The answer is one number. Say how many lines in the entries below include the word "Радиус".

── Provided records ──

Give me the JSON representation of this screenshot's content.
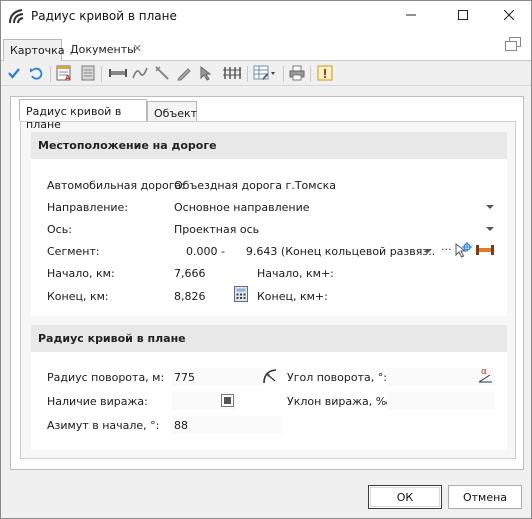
{
  "window": {
    "title": "Радиус кривой в плане",
    "minimize_icon": "minimize-icon",
    "maximize_icon": "maximize-icon",
    "close_icon": "close-icon"
  },
  "doc_tabs": {
    "card": "Карточка",
    "documents": "Документы",
    "close_glyph": "✕"
  },
  "toolbar": {
    "icons": [
      "check-icon",
      "undo-icon",
      "report-icon",
      "document-icon",
      "ruler-icon",
      "curve-icon",
      "measure-icon",
      "pencil-icon",
      "cursor-icon",
      "fence-icon",
      "table-icon",
      "print-icon",
      "warning-icon"
    ]
  },
  "inner_tabs": {
    "radius": "Радиус кривой в плане",
    "object": "Объект"
  },
  "location": {
    "header": "Местоположение на дороге",
    "road_label": "Автомобильная дорога:",
    "road_value": "Объездная дорога г.Томска",
    "direction_label": "Направление:",
    "direction_value": "Основное направление",
    "axis_label": "Ось:",
    "axis_value": "Проектная ось",
    "segment_label": "Сегмент:",
    "segment_value": "0.000 -      9.643 (Конец кольцевой развяз...",
    "segment_more": "···",
    "start_label": "Начало, км:",
    "start_value": "7,666",
    "start_plus_label": "Начало, км+:",
    "end_label": "Конец, км:",
    "end_value": "8,826",
    "end_plus_label": "Конец, км+:"
  },
  "curve": {
    "header": "Радиус кривой в плане",
    "radius_label": "Радиус поворота, м:",
    "radius_value": "775",
    "angle_label": "Угол поворота, °:",
    "angle_value": "",
    "angle_symbol": "α",
    "superelevation_label": "Наличие виража:",
    "superelevation_slope_label": "Уклон виража, ‰:",
    "superelevation_slope_value": "",
    "azimuth_label": "Азимут в начале, °:",
    "azimuth_value": "88"
  },
  "footer": {
    "ok": "ОК",
    "cancel": "Отмена"
  }
}
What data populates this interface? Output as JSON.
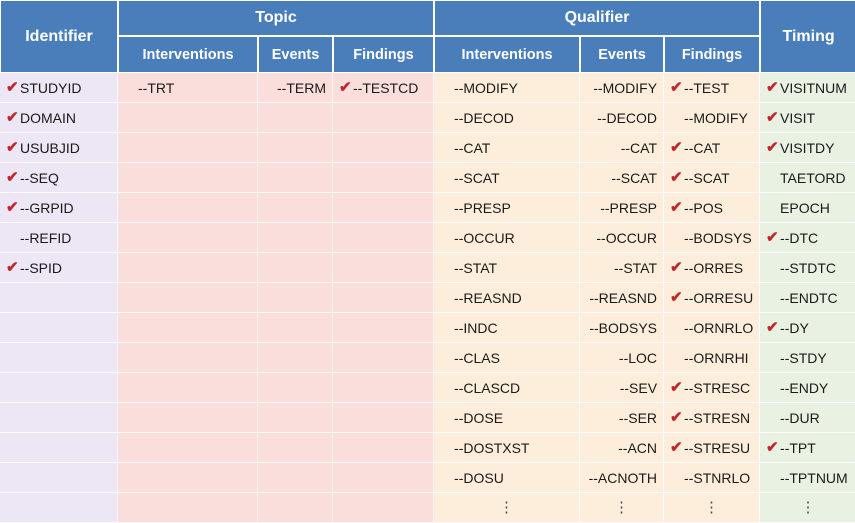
{
  "table": {
    "check_glyph": "✔",
    "ellipsis_glyph": "⋮",
    "colors": {
      "header_blue": "#4a7ebb",
      "identifier_bg": "#ece6f5",
      "topic_bg": "#fadedc",
      "qualifier_bg": "#fdeedc",
      "timing_bg": "#e9f2e2",
      "check_red": "#c0272d",
      "header_text": "#ffffff",
      "body_text": "#1a1a1a"
    },
    "header": {
      "groups": [
        {
          "label": "Identifier",
          "span": 1
        },
        {
          "label": "Topic",
          "span": 3
        },
        {
          "label": "Qualifier",
          "span": 3
        },
        {
          "label": "Timing",
          "span": 1
        }
      ],
      "subgroups": [
        "Interventions",
        "Events",
        "Findings",
        "Interventions",
        "Events",
        "Findings"
      ]
    },
    "columns": {
      "identifier": {
        "group": "Identifier",
        "name": "Identifier",
        "rows": [
          {
            "label": "STUDYID",
            "check": true
          },
          {
            "label": "DOMAIN",
            "check": true
          },
          {
            "label": "USUBJID",
            "check": true
          },
          {
            "label": "--SEQ",
            "check": true
          },
          {
            "label": "--GRPID",
            "check": true
          },
          {
            "label": "--REFID",
            "check": false
          },
          {
            "label": "--SPID",
            "check": true
          },
          {
            "label": "",
            "check": false
          },
          {
            "label": "",
            "check": false
          },
          {
            "label": "",
            "check": false
          },
          {
            "label": "",
            "check": false
          },
          {
            "label": "",
            "check": false
          },
          {
            "label": "",
            "check": false
          },
          {
            "label": "",
            "check": false
          },
          {
            "label": "",
            "check": false
          }
        ]
      },
      "topic_interventions": {
        "group": "Topic",
        "name": "Interventions",
        "rows": [
          {
            "label": "--TRT",
            "check": false
          },
          {
            "label": "",
            "check": false
          },
          {
            "label": "",
            "check": false
          },
          {
            "label": "",
            "check": false
          },
          {
            "label": "",
            "check": false
          },
          {
            "label": "",
            "check": false
          },
          {
            "label": "",
            "check": false
          },
          {
            "label": "",
            "check": false
          },
          {
            "label": "",
            "check": false
          },
          {
            "label": "",
            "check": false
          },
          {
            "label": "",
            "check": false
          },
          {
            "label": "",
            "check": false
          },
          {
            "label": "",
            "check": false
          },
          {
            "label": "",
            "check": false
          },
          {
            "label": "",
            "check": false
          }
        ]
      },
      "topic_events": {
        "group": "Topic",
        "name": "Events",
        "rows": [
          {
            "label": "--TERM",
            "check": false
          },
          {
            "label": "",
            "check": false
          },
          {
            "label": "",
            "check": false
          },
          {
            "label": "",
            "check": false
          },
          {
            "label": "",
            "check": false
          },
          {
            "label": "",
            "check": false
          },
          {
            "label": "",
            "check": false
          },
          {
            "label": "",
            "check": false
          },
          {
            "label": "",
            "check": false
          },
          {
            "label": "",
            "check": false
          },
          {
            "label": "",
            "check": false
          },
          {
            "label": "",
            "check": false
          },
          {
            "label": "",
            "check": false
          },
          {
            "label": "",
            "check": false
          },
          {
            "label": "",
            "check": false
          }
        ]
      },
      "topic_findings": {
        "group": "Topic",
        "name": "Findings",
        "rows": [
          {
            "label": "--TESTCD",
            "check": true
          },
          {
            "label": "",
            "check": false
          },
          {
            "label": "",
            "check": false
          },
          {
            "label": "",
            "check": false
          },
          {
            "label": "",
            "check": false
          },
          {
            "label": "",
            "check": false
          },
          {
            "label": "",
            "check": false
          },
          {
            "label": "",
            "check": false
          },
          {
            "label": "",
            "check": false
          },
          {
            "label": "",
            "check": false
          },
          {
            "label": "",
            "check": false
          },
          {
            "label": "",
            "check": false
          },
          {
            "label": "",
            "check": false
          },
          {
            "label": "",
            "check": false
          },
          {
            "label": "",
            "check": false
          }
        ]
      },
      "qualifier_interventions": {
        "group": "Qualifier",
        "name": "Interventions",
        "rows": [
          {
            "label": "--MODIFY",
            "check": false
          },
          {
            "label": "--DECOD",
            "check": false
          },
          {
            "label": "--CAT",
            "check": false
          },
          {
            "label": "--SCAT",
            "check": false
          },
          {
            "label": "--PRESP",
            "check": false
          },
          {
            "label": "--OCCUR",
            "check": false
          },
          {
            "label": "--STAT",
            "check": false
          },
          {
            "label": "--REASND",
            "check": false
          },
          {
            "label": "--INDC",
            "check": false
          },
          {
            "label": "--CLAS",
            "check": false
          },
          {
            "label": "--CLASCD",
            "check": false
          },
          {
            "label": "--DOSE",
            "check": false
          },
          {
            "label": "--DOSTXST",
            "check": false
          },
          {
            "label": "--DOSU",
            "check": false
          },
          {
            "label": "⋮",
            "check": false,
            "is_ellipsis": true
          }
        ]
      },
      "qualifier_events": {
        "group": "Qualifier",
        "name": "Events",
        "rows": [
          {
            "label": "--MODIFY",
            "check": false
          },
          {
            "label": "--DECOD",
            "check": false
          },
          {
            "label": "--CAT",
            "check": false
          },
          {
            "label": "--SCAT",
            "check": false
          },
          {
            "label": "--PRESP",
            "check": false
          },
          {
            "label": "--OCCUR",
            "check": false
          },
          {
            "label": "--STAT",
            "check": false
          },
          {
            "label": "--REASND",
            "check": false
          },
          {
            "label": "--BODSYS",
            "check": false
          },
          {
            "label": "--LOC",
            "check": false
          },
          {
            "label": "--SEV",
            "check": false
          },
          {
            "label": "--SER",
            "check": false
          },
          {
            "label": "--ACN",
            "check": false
          },
          {
            "label": "--ACNOTH",
            "check": false
          },
          {
            "label": "⋮",
            "check": false,
            "is_ellipsis": true
          }
        ]
      },
      "qualifier_findings": {
        "group": "Qualifier",
        "name": "Findings",
        "rows": [
          {
            "label": "--TEST",
            "check": true
          },
          {
            "label": "--MODIFY",
            "check": false
          },
          {
            "label": "--CAT",
            "check": true
          },
          {
            "label": "--SCAT",
            "check": true
          },
          {
            "label": "--POS",
            "check": true
          },
          {
            "label": "--BODSYS",
            "check": false
          },
          {
            "label": "--ORRES",
            "check": true
          },
          {
            "label": "--ORRESU",
            "check": true
          },
          {
            "label": "--ORNRLO",
            "check": false
          },
          {
            "label": "--ORNRHI",
            "check": false
          },
          {
            "label": "--STRESC",
            "check": true
          },
          {
            "label": "--STRESN",
            "check": true
          },
          {
            "label": "--STRESU",
            "check": true
          },
          {
            "label": "--STNRLO",
            "check": false
          },
          {
            "label": "⋮",
            "check": false,
            "is_ellipsis": true
          }
        ]
      },
      "timing": {
        "group": "Timing",
        "name": "Timing",
        "rows": [
          {
            "label": "VISITNUM",
            "check": true
          },
          {
            "label": "VISIT",
            "check": true
          },
          {
            "label": "VISITDY",
            "check": true
          },
          {
            "label": "TAETORD",
            "check": false
          },
          {
            "label": "EPOCH",
            "check": false
          },
          {
            "label": "--DTC",
            "check": true
          },
          {
            "label": "--STDTC",
            "check": false
          },
          {
            "label": "--ENDTC",
            "check": false
          },
          {
            "label": "--DY",
            "check": true
          },
          {
            "label": "--STDY",
            "check": false
          },
          {
            "label": "--ENDY",
            "check": false
          },
          {
            "label": "--DUR",
            "check": false
          },
          {
            "label": "--TPT",
            "check": true
          },
          {
            "label": "--TPTNUM",
            "check": false
          },
          {
            "label": "⋮",
            "check": false,
            "is_ellipsis": true
          }
        ]
      }
    }
  }
}
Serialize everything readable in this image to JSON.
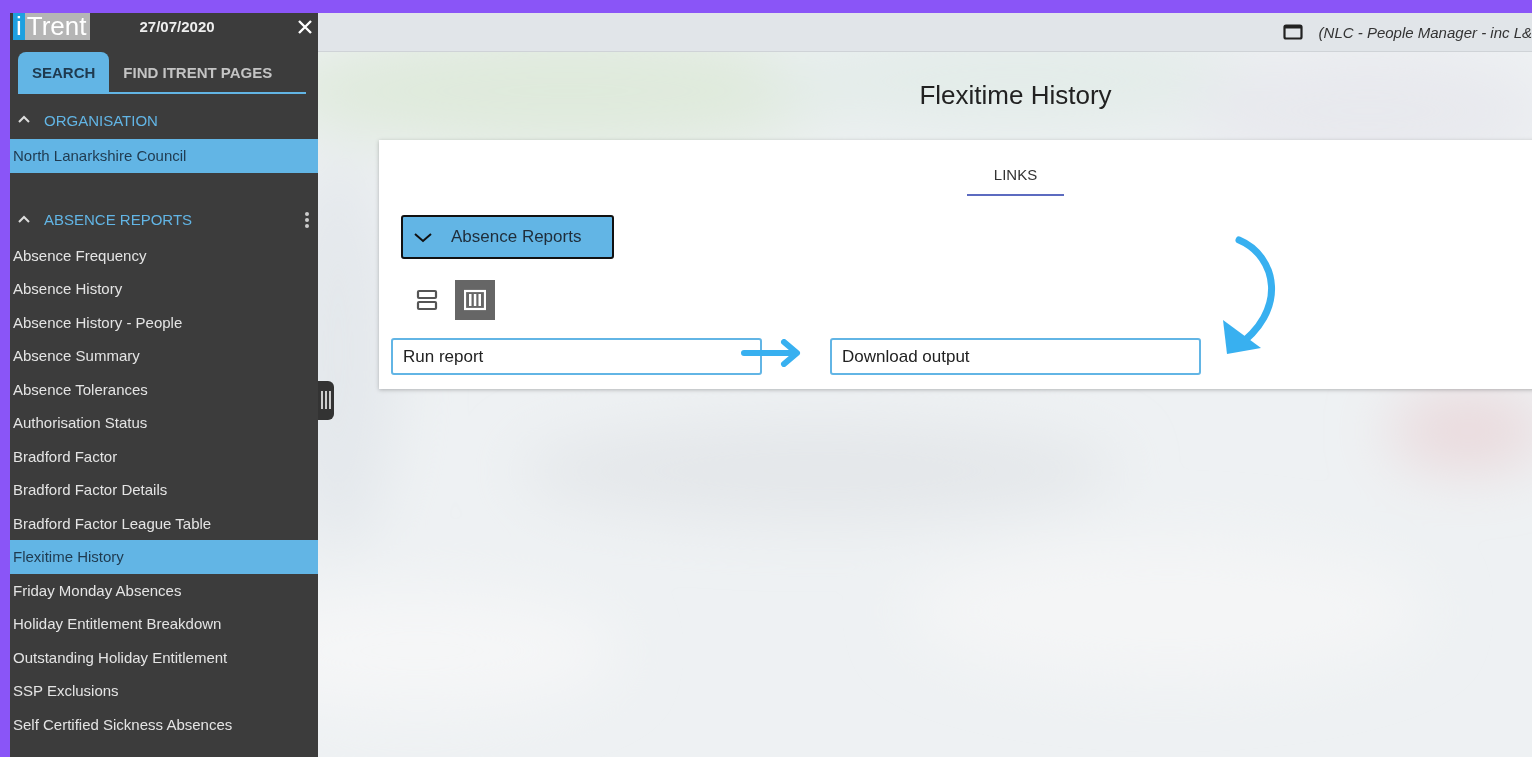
{
  "sidebar": {
    "logo": {
      "letter": "i",
      "word": "Trent"
    },
    "date": "27/07/2020",
    "tabs": [
      {
        "label": "SEARCH",
        "selected": true
      },
      {
        "label": "FIND ITRENT PAGES",
        "selected": false
      }
    ],
    "sections": [
      {
        "title": "ORGANISATION",
        "expanded": true,
        "menu": false,
        "items": [
          {
            "label": "North Lanarkshire Council",
            "selected": true
          }
        ]
      },
      {
        "title": "ABSENCE REPORTS",
        "expanded": true,
        "menu": true,
        "items": [
          {
            "label": "Absence Frequency",
            "selected": false
          },
          {
            "label": "Absence History",
            "selected": false
          },
          {
            "label": "Absence History - People",
            "selected": false
          },
          {
            "label": "Absence Summary",
            "selected": false
          },
          {
            "label": "Absence Tolerances",
            "selected": false
          },
          {
            "label": "Authorisation Status",
            "selected": false
          },
          {
            "label": "Bradford Factor",
            "selected": false
          },
          {
            "label": "Bradford Factor Details",
            "selected": false
          },
          {
            "label": "Bradford Factor League Table",
            "selected": false
          },
          {
            "label": "Flexitime History",
            "selected": true
          },
          {
            "label": "Friday Monday Absences",
            "selected": false
          },
          {
            "label": "Holiday Entitlement Breakdown",
            "selected": false
          },
          {
            "label": "Outstanding Holiday Entitlement",
            "selected": false
          },
          {
            "label": "SSP Exclusions",
            "selected": false
          },
          {
            "label": "Self Certified Sickness Absences",
            "selected": false
          }
        ]
      }
    ]
  },
  "top_bar": {
    "context": "(NLC - People Manager - inc L&"
  },
  "page": {
    "title": "Flexitime History",
    "tabs": [
      {
        "label": "LINKS",
        "selected": true
      }
    ],
    "group": {
      "label": "Absence Reports",
      "expanded": true
    },
    "view_toggles": [
      {
        "kind": "rows",
        "selected": false
      },
      {
        "kind": "columns",
        "selected": true
      }
    ],
    "links": [
      {
        "label": "Run report"
      },
      {
        "label": "Download output"
      }
    ]
  }
}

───

§ **Output**
4